The temperature gets cooler as the storm rolls closer. As the front continues to move, temperatures will continue to gradually decrease until they bottom out. It’s been recorded that temperatures can drop anywhere between 1 and 10 degrees! A warm front = warm weather, and a cold front = cool weather.
Humidity will also help you predict the weather. High humidity often precedes a storm, so be on the watch for signs of high humidity. Frizzy hair, curling leaves, and sticky doors and/or windows from swollen wood. These signs can tell you that a storm is on the way.
In order to predict the weather fully, you need to be aware of wind speed and the wind direction. Your terrain will have an effect on your weather. Warm, moist air is forced to rise by hills, mountains, or areas where warm/cold or wet/dry air bump together. This is where thunderstorms can form. The surface direction of wind varies depending on your location (northern/southern hemisphere, and coastal/plains/mountains), and what weather patterns normally affect your area. Winds from the northwest normally bring cooler and drier weather to the eastern United States. While southwesterly winds bring warmer and drier weather. During the winter months, southeasterly winds produce rainy, but warmer, weather along the east coast. Using these basic rules, it is possible to predict future weather if the location and time of year are considered.
When predicting the weather and have no equipment, nothing is more reliable than watching the clouds around you. The clouds are telling you what is happening around you. Cumulus clouds are the most recognizable clouds. Air rises vertically into the atmosphere and condenses into puffy, cotton-like clouds that we all know. Typically, cumulus clouds are associated with pleasant weather. Cumulonimbus clouds occur when the updrafts become stronger, the cumulus clouds may grow taller into what we call cumulonimbus clouds. These are the inspiring, ominous clouds that can be an indication of developing thunderstorms, including lightning, hail, heavy rain, and even tornadoes. Stratus clouds look like a layer of gray blanketing the sky. They are generally associated with wet conditions. They typically form when warm air is lifted over cold air transforming the sky into a gray and dreary scene. Stratus clouds can last for days and bring cool temperatures, persistent rain, drizzle, or even snow. The last clouds I’d like to talk about are Cirrus clouds. Cirrus clouds are white wispy clouds that stretch across the sky. They indicate that fair weather is in the immediate future.
All in All

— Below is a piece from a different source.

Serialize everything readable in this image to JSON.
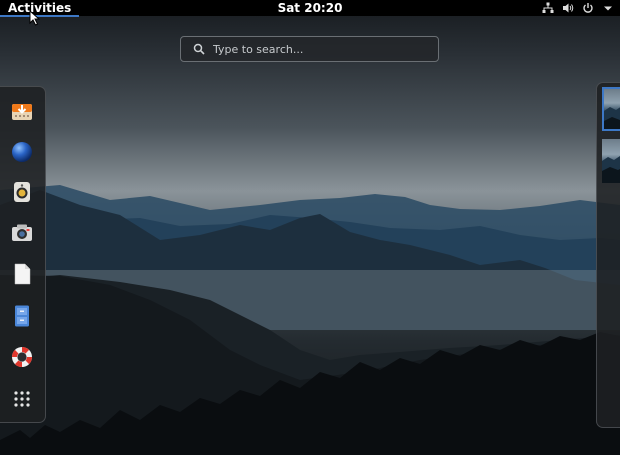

This is a fun experience for anyone to try. I not only enjoy meteorology, but I love sharing it with others. Mother Nature is awe-inspiring. If you have any questions or would like us to do more blogs about weather visit our Facebook page!
Please remember, the weather forecast is an educated guess—no one can control the weather.